More Mozilla News Articles

Monday June 17th, 2002

It's been almost a fortnight since Mozilla 1.0 came out but fresh news about the release is still being published. Wes McGee wrote to tell us that The Washington Post featured a review of Mozilla in its Fast Forward column on Sunday. Meanwhile, CNN is carrying an AP story that discusses the potential success of Mozilla and asks if it will threaten Microsoft (Marcel notes that there's a discussion about the article on Slashdot). Not everyone is optimistic though: in an interview with MacCentral, Netscape co-founder Marc Andreessen said that he doesn't think that the browser wars are about to return. Once again, Slashdot has a story.

#4 Er... WTF?

by leafdigital

Tuesday June 18th, 2002 5:02 AM

You are replying to this message

That post is pretty much the typical crap you expect from Slashdot...

Doctype sniffing, far from ' going to complicate the situation...', is with us and has been around for (Internet) years. It was introduced to PC IE in version 6 where they already made the major box model fix that was necessary (handling width and padding as per standard). I believe Mac IE 5 was the first browser to do doctype sniffing.

There are other problems with CSS layout and IE (a few more than Mozilla has) such as not supporting position:fixed. I very much hope IE7 will address these, and perhaps this is what that poster was attempting to articulate.

I also hope IE7 will have full PNG support, especially since it already *does* have full PNG support if you use a really bizarre hack involving nonstandard CSS properties - you can actually add a Javascript to your page that makes alpha-channel PNG images work correctly in IE6. It is somewhat bizarre and stupid that this doesn't work by default so I will not be at all surprised if they've fixed it, i.e. that part's probably right.

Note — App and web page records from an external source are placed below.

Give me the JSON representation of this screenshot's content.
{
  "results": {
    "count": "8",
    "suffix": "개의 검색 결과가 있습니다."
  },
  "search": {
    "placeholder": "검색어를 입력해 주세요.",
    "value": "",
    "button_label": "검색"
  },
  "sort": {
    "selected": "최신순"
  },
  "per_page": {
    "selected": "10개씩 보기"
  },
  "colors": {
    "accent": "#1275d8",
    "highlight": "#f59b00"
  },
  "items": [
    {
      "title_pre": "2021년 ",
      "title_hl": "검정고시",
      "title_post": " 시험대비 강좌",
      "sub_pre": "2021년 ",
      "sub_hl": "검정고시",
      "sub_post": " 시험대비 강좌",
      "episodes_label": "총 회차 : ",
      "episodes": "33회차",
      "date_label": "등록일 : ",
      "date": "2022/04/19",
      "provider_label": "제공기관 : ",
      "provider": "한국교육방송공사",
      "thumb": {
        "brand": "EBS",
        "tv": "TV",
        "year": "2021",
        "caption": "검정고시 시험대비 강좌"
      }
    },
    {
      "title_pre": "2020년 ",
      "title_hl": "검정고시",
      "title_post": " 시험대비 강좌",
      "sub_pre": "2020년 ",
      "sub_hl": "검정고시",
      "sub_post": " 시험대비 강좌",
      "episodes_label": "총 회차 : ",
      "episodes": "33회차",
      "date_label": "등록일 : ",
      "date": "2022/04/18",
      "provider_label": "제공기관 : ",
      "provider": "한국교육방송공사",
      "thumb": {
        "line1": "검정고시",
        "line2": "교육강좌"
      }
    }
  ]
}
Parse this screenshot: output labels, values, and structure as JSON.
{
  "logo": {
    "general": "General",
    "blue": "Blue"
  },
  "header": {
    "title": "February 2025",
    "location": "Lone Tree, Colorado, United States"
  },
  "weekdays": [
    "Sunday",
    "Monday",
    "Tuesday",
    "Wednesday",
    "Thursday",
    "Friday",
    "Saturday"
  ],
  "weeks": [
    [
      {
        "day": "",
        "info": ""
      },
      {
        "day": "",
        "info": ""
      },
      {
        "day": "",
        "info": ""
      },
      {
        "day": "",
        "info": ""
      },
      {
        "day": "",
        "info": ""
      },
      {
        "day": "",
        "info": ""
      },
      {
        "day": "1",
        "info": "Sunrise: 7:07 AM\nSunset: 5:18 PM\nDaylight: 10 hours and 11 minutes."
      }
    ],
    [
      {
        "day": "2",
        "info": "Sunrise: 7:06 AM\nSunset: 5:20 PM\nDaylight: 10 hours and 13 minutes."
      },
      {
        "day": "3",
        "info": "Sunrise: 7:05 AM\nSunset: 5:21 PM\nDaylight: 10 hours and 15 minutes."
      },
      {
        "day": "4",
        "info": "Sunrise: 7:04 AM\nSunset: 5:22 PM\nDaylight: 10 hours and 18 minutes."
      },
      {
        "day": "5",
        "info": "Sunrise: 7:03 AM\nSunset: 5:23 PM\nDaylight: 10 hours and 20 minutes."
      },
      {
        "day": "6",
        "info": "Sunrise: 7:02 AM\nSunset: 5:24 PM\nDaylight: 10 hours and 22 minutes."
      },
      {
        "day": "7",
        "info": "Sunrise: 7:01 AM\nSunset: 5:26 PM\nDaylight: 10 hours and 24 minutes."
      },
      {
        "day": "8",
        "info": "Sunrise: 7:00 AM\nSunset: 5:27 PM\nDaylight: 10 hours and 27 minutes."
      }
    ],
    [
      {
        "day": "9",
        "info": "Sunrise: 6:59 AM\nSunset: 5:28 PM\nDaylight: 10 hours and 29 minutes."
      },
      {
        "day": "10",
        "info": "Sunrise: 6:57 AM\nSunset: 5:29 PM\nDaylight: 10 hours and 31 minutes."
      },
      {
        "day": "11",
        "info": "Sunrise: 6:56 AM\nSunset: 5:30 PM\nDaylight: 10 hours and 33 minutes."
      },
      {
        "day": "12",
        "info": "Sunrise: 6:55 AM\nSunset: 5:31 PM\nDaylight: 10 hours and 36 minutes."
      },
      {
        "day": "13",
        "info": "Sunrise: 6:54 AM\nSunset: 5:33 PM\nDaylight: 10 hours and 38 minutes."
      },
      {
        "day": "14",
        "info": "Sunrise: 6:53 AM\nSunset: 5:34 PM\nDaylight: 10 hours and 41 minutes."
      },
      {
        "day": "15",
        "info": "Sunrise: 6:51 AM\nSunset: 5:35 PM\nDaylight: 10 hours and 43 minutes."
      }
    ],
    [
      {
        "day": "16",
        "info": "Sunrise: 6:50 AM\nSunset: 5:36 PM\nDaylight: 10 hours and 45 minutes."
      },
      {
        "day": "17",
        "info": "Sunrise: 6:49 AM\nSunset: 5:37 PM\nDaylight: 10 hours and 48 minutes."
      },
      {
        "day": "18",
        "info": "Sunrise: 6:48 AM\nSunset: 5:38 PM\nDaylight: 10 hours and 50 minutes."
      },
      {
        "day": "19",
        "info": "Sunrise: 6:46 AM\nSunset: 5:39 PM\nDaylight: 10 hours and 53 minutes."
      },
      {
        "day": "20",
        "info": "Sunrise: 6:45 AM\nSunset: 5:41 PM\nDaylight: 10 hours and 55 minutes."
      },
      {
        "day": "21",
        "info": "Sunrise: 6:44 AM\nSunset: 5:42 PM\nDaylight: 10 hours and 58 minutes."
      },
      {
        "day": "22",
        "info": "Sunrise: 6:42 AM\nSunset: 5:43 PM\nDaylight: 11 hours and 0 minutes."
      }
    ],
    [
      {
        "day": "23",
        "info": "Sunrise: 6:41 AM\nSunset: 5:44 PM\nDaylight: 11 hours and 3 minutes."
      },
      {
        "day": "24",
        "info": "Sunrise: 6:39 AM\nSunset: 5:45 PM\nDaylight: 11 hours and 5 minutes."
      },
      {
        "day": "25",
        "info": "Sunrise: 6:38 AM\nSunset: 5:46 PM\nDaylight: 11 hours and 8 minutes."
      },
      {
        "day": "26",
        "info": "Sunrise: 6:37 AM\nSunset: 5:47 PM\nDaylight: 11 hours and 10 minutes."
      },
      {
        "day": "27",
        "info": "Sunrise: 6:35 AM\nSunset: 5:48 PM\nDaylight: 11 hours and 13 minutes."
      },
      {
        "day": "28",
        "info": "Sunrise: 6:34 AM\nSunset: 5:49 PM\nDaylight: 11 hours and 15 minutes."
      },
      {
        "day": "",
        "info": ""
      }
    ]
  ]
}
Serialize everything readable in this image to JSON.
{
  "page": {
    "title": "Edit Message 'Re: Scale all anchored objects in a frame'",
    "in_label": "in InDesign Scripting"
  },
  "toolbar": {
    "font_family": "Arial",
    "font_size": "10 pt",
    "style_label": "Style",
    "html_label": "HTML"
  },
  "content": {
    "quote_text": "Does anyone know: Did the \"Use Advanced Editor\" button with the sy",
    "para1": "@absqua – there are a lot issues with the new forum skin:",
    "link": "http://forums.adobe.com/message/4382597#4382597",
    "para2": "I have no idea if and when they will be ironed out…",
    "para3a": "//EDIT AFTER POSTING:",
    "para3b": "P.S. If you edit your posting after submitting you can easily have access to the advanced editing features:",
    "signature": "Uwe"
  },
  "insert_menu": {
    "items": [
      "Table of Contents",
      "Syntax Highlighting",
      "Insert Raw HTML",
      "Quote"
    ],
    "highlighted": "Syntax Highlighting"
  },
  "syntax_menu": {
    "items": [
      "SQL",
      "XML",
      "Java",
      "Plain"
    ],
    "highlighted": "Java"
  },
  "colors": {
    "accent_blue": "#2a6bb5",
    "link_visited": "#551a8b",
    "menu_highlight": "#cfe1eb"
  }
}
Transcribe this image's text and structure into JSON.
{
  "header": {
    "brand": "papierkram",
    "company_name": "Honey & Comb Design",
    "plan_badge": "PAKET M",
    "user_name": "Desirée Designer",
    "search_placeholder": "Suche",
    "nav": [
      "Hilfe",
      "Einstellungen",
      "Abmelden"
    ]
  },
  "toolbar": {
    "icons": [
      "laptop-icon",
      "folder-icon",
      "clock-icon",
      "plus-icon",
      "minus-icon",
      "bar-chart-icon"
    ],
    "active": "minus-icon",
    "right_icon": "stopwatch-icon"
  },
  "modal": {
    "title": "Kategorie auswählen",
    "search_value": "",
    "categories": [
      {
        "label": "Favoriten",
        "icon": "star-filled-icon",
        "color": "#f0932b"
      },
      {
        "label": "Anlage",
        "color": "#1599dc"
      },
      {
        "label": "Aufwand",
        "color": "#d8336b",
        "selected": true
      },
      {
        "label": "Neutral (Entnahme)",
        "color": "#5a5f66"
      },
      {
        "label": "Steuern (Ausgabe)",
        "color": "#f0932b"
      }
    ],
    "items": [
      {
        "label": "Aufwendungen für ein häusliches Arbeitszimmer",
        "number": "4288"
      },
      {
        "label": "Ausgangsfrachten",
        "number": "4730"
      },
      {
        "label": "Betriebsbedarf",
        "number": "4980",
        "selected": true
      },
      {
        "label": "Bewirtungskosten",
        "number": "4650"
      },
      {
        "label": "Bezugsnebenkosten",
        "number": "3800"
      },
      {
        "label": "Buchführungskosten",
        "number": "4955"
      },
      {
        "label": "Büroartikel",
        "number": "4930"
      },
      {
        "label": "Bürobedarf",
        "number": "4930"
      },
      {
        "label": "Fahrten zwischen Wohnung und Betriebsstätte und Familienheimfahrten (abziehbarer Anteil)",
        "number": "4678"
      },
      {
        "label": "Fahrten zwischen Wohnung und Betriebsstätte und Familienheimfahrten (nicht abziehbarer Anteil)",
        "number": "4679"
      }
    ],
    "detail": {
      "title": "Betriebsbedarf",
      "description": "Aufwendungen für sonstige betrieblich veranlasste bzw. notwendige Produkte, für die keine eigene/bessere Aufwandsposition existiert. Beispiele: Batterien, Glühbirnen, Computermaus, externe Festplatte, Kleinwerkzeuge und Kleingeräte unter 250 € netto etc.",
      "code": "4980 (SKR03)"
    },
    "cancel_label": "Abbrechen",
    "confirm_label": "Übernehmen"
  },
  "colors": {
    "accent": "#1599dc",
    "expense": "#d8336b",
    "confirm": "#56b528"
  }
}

There definitely won't be another browser war, and Microsoft's dominance on the PC is definitely not going to go away, but with luck, alternate browsers including Mozilla may scratch back a few percentage points (especially with increasing use of other access devices).